Without the Covid-19 pandemic, Saturday 16 May would have seen the final matches of the German football league’s 57th season: a day of passion and noise, tears of joy from the champions and despair from fans of relegated teams. Instead, the restart of the Bundesliga after a nine-week break was a strangely clinical affair, which is more likely to be remembered for unfamiliar hygiene routines, an eerie atmosphere inside the stadiums and awkward elbow bumps.
For the restart to go ahead, the 36 clubs in the first and second division had to abide by a strict code of regulations drawn up by the German football association. No more than a total of 300 people were allowed in and directly around the stadiums where the games took place.
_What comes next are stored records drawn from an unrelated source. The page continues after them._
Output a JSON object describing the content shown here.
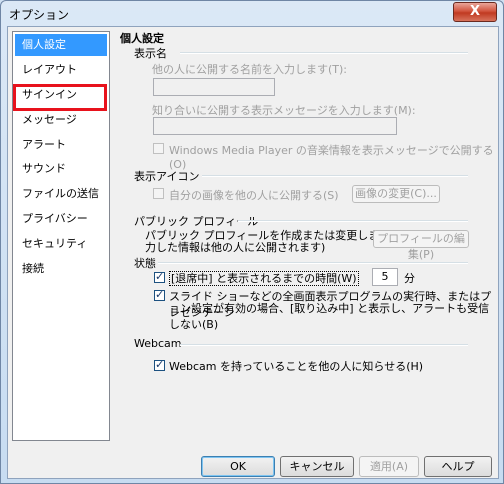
{
  "window": {
    "title": "オプション",
    "close_label": "X"
  },
  "sidebar": {
    "items": [
      {
        "label": "個人設定"
      },
      {
        "label": "レイアウト"
      },
      {
        "label": "サインイン"
      },
      {
        "label": "メッセージ"
      },
      {
        "label": "アラート"
      },
      {
        "label": "サウンド"
      },
      {
        "label": "ファイルの送信"
      },
      {
        "label": "プライバシー"
      },
      {
        "label": "セキュリティ"
      },
      {
        "label": "接続"
      }
    ],
    "selected_index": 0,
    "highlighted_index": 2
  },
  "panel": {
    "heading": "個人設定",
    "display_name": {
      "section": "表示名",
      "name_label": "他の人に公開する名前を入力します(T):",
      "name_value": "",
      "message_label": "知り合いに公開する表示メッセージを入力します(M):",
      "message_value": "",
      "wmp_label": "Windows Media Player の音楽情報を表示メッセージで公開する(O)"
    },
    "display_icon": {
      "section": "表示アイコン",
      "share_label": "自分の画像を他の人に公開する(S)",
      "change_button": "画像の変更(C)..."
    },
    "public_profile": {
      "section": "パブリック プロフィール",
      "description_line1": "パブリック プロフィールを作成または変更します (ここで入",
      "description_line2": "力した情報は他の人に公開されます)",
      "edit_button": "プロフィールの編集(P)"
    },
    "status": {
      "section": "状態",
      "away_label": "[退席中] と表示されるまでの時間(W)",
      "away_minutes": "5",
      "away_unit": "分",
      "fullscreen_line1": "スライド ショーなどの全画面表示プログラムの実行時、またはプレゼンテーシ",
      "fullscreen_line2": "ョン設定が有効の場合、[取り込み中] と表示し、アラートも受信しない(B)"
    },
    "webcam": {
      "section": "Webcam",
      "share_label": "Webcam を持っていることを他の人に知らせる(H)"
    }
  },
  "footer": {
    "ok": "OK",
    "cancel": "キャンセル",
    "apply": "適用(A)",
    "help": "ヘルプ"
  }
}
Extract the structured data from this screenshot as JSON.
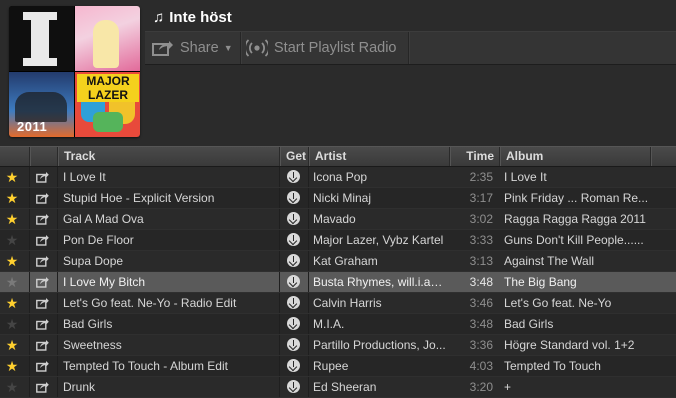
{
  "playlist": {
    "title": "Inte höst",
    "cover_texts": {
      "topleft_letter": "I",
      "bottomleft_year": "2011",
      "bottomright_brand": "MAJOR LAZER"
    }
  },
  "toolbar": {
    "share_label": "Share",
    "radio_label": "Start Playlist Radio"
  },
  "columns": {
    "track": "Track",
    "get": "Get",
    "artist": "Artist",
    "time": "Time",
    "album": "Album"
  },
  "tracks": [
    {
      "starred": true,
      "track": "I Love It",
      "artist": "Icona Pop",
      "time": "2:35",
      "album": "I Love It"
    },
    {
      "starred": true,
      "track": "Stupid Hoe - Explicit Version",
      "artist": "Nicki Minaj",
      "time": "3:17",
      "album": "Pink Friday ... Roman Re..."
    },
    {
      "starred": true,
      "track": "Gal A Mad Ova",
      "artist": "Mavado",
      "time": "3:02",
      "album": "Ragga Ragga Ragga 2011"
    },
    {
      "starred": false,
      "track": "Pon De Floor",
      "artist": "Major Lazer, Vybz Kartel",
      "time": "3:33",
      "album": "Guns Don't Kill People......"
    },
    {
      "starred": true,
      "track": "Supa Dope",
      "artist": "Kat Graham",
      "time": "3:13",
      "album": "Against The Wall"
    },
    {
      "starred": false,
      "track": "I Love My Bitch",
      "artist": "Busta Rhymes, will.i.am, ...",
      "time": "3:48",
      "album": "The Big Bang",
      "selected": true
    },
    {
      "starred": true,
      "track": "Let's Go feat. Ne-Yo - Radio Edit",
      "artist": "Calvin Harris",
      "time": "3:46",
      "album": "Let's Go feat. Ne-Yo"
    },
    {
      "starred": false,
      "track": "Bad Girls",
      "artist": "M.I.A.",
      "time": "3:48",
      "album": "Bad Girls"
    },
    {
      "starred": true,
      "track": "Sweetness",
      "artist": "Partillo Productions, Jo...",
      "time": "3:36",
      "album": "Högre Standard vol. 1+2"
    },
    {
      "starred": true,
      "track": "Tempted To Touch - Album Edit",
      "artist": "Rupee",
      "time": "4:03",
      "album": "Tempted To Touch"
    },
    {
      "starred": false,
      "track": "Drunk",
      "artist": "Ed Sheeran",
      "time": "3:20",
      "album": "+"
    }
  ],
  "icons": {
    "star": "star-icon",
    "share": "share-icon",
    "get": "download-icon",
    "radio": "radio-icon",
    "note": "music-note-icon"
  },
  "colors": {
    "star_on": "#ffd02f",
    "star_off": "#454545",
    "selected_row": "#5a5a5a"
  }
}
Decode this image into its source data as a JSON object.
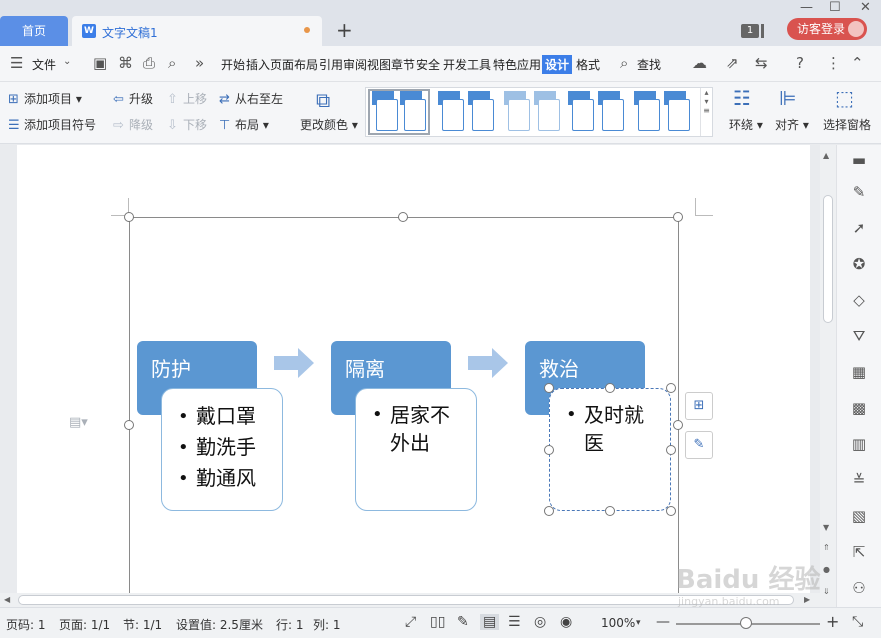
{
  "titlebar": {
    "home_tab": "首页",
    "doc_tab": "文字文稿1",
    "new_tab": "+",
    "badge_number": "1",
    "login": "访客登录",
    "minimize": "—",
    "maximize": "☐",
    "close": "✕"
  },
  "menu": {
    "file": "文件",
    "more": "»",
    "items": [
      "开始",
      "插入",
      "页面布局",
      "引用",
      "审阅",
      "视图",
      "章节",
      "安全",
      "开发工具",
      "特色应用",
      "设计",
      "格式"
    ],
    "active": "设计",
    "search": "查找"
  },
  "ribbon": {
    "add_item": "添加项目",
    "add_bullet": "添加项目符号",
    "promote": "升级",
    "demote": "降级",
    "move_up": "上移",
    "move_down": "下移",
    "rtl": "从右至左",
    "layout": "布局",
    "change_color": "更改颜色",
    "wrap": "环绕",
    "align": "对齐",
    "select_pane": "选择窗格"
  },
  "smartart": {
    "stages": [
      {
        "title": "防护",
        "bullets": [
          "戴口罩",
          "勤洗手",
          "勤通风"
        ]
      },
      {
        "title": "隔离",
        "bullets": [
          "居家不外出"
        ]
      },
      {
        "title": "救治",
        "bullets": [
          "及时就医"
        ]
      }
    ],
    "header_color": "#5b97d2",
    "arrow_color": "#a9c6e8",
    "box_border_color": "#8db9df"
  },
  "status": {
    "page_no": "页码: 1",
    "pages": "页面: 1/1",
    "section": "节: 1/1",
    "setting": "设置值: 2.5厘米",
    "row": "行: 1",
    "col": "列: 1",
    "zoom": "100%"
  },
  "watermark": {
    "logo": "Baidu 经验",
    "url": "jingyan.baidu.com"
  },
  "colors": {
    "accent": "#3c7ee8",
    "home_tab": "#5b8fe6",
    "login": "#d9534f"
  }
}
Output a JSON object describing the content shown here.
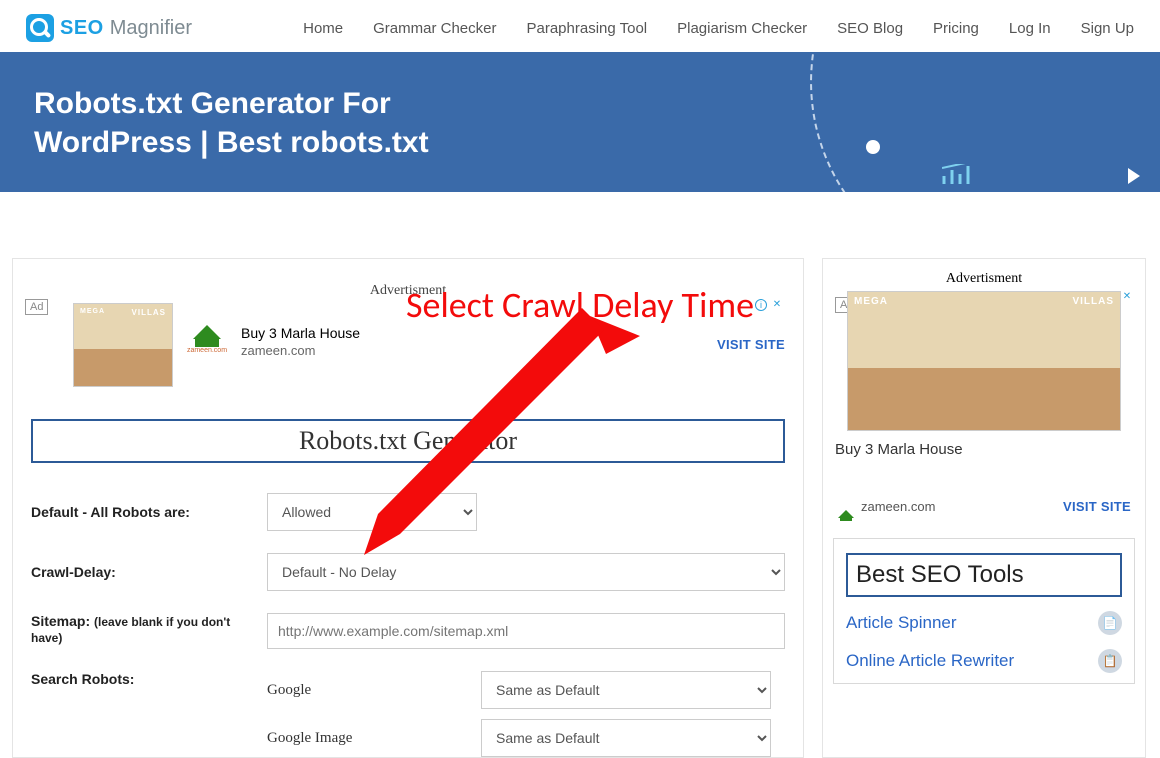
{
  "logo": {
    "part1": "SEO",
    "part2": "Magnifier"
  },
  "nav": {
    "home": "Home",
    "grammar": "Grammar Checker",
    "paraphrase": "Paraphrasing Tool",
    "plagiarism": "Plagiarism Checker",
    "blog": "SEO Blog",
    "pricing": "Pricing",
    "login": "Log In",
    "signup": "Sign Up"
  },
  "hero": {
    "title": "Robots.txt Generator For WordPress | Best robots.txt"
  },
  "main": {
    "ad_label": "Advertisment",
    "ad_tag": "Ad",
    "ad_title": "Buy 3 Marla House",
    "ad_source": "zameen.com",
    "ad_cta": "VISIT SITE",
    "tool_title": "Robots.txt Generator",
    "form": {
      "default_robots_label": "Default - All Robots are:",
      "default_robots_value": "Allowed",
      "crawl_delay_label": "Crawl-Delay:",
      "crawl_delay_value": "Default - No Delay",
      "sitemap_label": "Sitemap:",
      "sitemap_hint": "(leave blank if you don't have)",
      "sitemap_placeholder": "http://www.example.com/sitemap.xml",
      "search_robots_label": "Search Robots:",
      "robots": [
        {
          "name": "Google",
          "value": "Same as Default"
        },
        {
          "name": "Google Image",
          "value": "Same as Default"
        }
      ]
    }
  },
  "sidebar": {
    "ad_label": "Advertisment",
    "ad_tag": "Ad",
    "ad_title": "Buy 3 Marla House",
    "ad_source": "zameen.com",
    "ad_cta": "VISIT SITE",
    "tools_heading": "Best SEO Tools",
    "tools": [
      {
        "label": "Article Spinner"
      },
      {
        "label": "Online Article Rewriter"
      }
    ]
  },
  "annotation": {
    "text": "Select Crawl Delay Time"
  }
}
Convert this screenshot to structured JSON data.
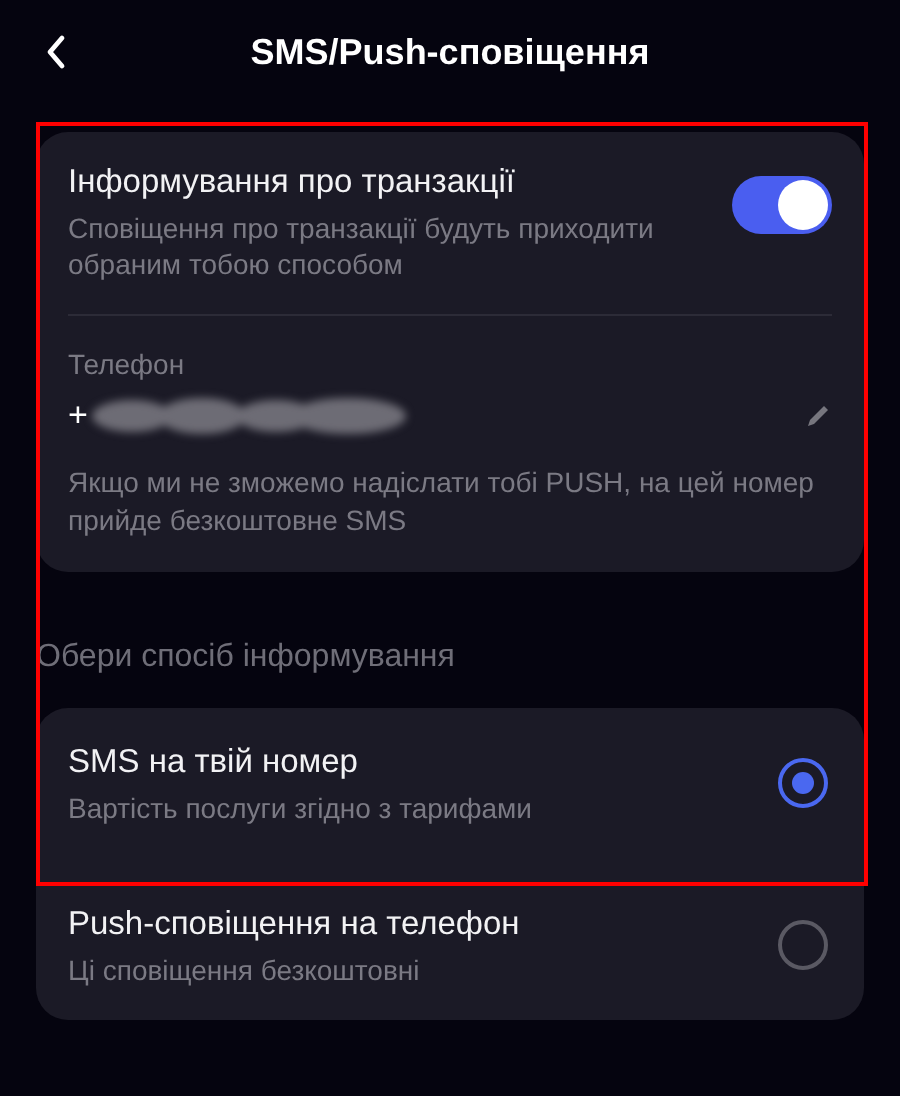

Clubs were responsible for stopping their fans from gathering outside the arenas’ gates, though fears of fans ignoring social distancing to cheer on their teams proved unfounded: at Dortmund’s Signal Iduna Park, famed for its intense atmosphere, the only people passing by the empty stands were joggers.
Around the pitch, there were no mascots and no children holding hands with players in the tunnels. Ballboys, reduced to four at each match, wore gloves and had to be tested for the coronavirus beforehand. TV reporters wore masks and plastic sheets over their microphones.
The German FA’s protocols advised clubs to disinfect match balls “before and during the match”, though only Eintracht Frankfurt confirmed they would wipe clean the balls used in their evening match against Borussia Mönchengladbach at half-time.
Union Berlin’s coach, Urs Fischer, will miss his team’s game against Bayern Munich on Sunday after breaking quarantine following a family bereavement. Augsburg’s Heiko Herrlich was absent from the touchline as his side lost to Wolfsburg on Saturday, having left the team hotel earlier in the week to buy toiletries.
Players were advised to avoid communal showers or even wait to wash off the sweat and dirt in their hotels. Hygiene masks had to be worn in the dressing room, the players’ tunnel and on the subs bench.
Hugs and high-fives during goal celebrations had been discouraged. Most players and coaches opted for a bump of the elbow or lower arm instead. When Dortmund’s prodigious Norwegian striker Erling Braut Haaland scored the day’s first goal in the 29th minute, his team made sure to abide by social distancing to celebrate the opener.
Not everyone had got the message: the former Manchester City defender Dedryck Boyata broke guidelines by getting too close to teammate Marko Grujic during their 3-0 victory against Hoffenheim.
In the buildup to the matches, there had been high hopes that the Bundesliga being the first high-profile football league in Europe to restart after the lockdown would create an image boost for a league often overshadowed by the Premier League, Spain’s La Liga and Italy’s Serie A.
Instead, footage of deserted stands and players’ shouts eerily echoing inside the empty stadiums seemed to mainly draw attention to the absence of the strongly nourished grassroots fan culture that used to set the German league apart from others in Europe.